━━━ Records provided ━━━
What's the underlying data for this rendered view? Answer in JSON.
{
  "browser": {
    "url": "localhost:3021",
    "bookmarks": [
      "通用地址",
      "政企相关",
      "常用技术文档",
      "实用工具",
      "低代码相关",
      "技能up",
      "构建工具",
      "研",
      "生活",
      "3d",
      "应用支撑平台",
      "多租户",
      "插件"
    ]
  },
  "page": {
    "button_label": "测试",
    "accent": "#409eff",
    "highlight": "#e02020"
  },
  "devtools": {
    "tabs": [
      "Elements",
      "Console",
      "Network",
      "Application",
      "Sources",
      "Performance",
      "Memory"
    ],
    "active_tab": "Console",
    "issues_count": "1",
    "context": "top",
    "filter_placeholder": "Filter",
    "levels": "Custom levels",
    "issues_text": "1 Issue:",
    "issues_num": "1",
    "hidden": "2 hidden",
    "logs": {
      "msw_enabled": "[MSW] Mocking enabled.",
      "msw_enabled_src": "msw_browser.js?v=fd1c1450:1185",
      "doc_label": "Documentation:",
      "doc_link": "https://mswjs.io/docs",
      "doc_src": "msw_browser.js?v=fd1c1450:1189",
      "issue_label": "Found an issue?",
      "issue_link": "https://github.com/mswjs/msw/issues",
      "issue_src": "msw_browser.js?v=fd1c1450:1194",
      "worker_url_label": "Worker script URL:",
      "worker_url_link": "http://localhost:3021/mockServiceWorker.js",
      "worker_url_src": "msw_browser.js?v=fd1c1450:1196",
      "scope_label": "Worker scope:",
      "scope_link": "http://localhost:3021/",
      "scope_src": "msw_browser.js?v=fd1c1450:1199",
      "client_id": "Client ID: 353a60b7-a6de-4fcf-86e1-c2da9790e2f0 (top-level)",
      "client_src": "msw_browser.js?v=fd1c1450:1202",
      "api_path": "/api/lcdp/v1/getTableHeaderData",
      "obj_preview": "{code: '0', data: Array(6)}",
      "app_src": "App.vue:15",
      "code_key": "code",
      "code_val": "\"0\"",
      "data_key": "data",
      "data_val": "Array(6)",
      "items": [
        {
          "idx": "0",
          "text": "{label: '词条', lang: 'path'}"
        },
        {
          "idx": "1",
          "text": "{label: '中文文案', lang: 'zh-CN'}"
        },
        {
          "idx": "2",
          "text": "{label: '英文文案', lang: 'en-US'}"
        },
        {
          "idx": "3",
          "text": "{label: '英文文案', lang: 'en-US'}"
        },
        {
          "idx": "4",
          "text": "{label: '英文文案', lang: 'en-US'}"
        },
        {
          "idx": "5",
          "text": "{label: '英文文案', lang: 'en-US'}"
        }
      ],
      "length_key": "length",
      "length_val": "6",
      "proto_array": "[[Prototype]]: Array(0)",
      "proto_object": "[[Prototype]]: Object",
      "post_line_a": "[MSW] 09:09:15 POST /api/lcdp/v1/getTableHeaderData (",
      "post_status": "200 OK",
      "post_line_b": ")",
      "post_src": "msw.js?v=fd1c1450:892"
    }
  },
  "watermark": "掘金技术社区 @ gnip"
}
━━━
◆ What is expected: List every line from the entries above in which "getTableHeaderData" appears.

◆ Exercise response:
      "api_path": "/api/lcdp/v1/getTableHeaderData",
      "post_line_a": "[MSW] 09:09:15 POST /api/lcdp/v1/getTableHeaderData (",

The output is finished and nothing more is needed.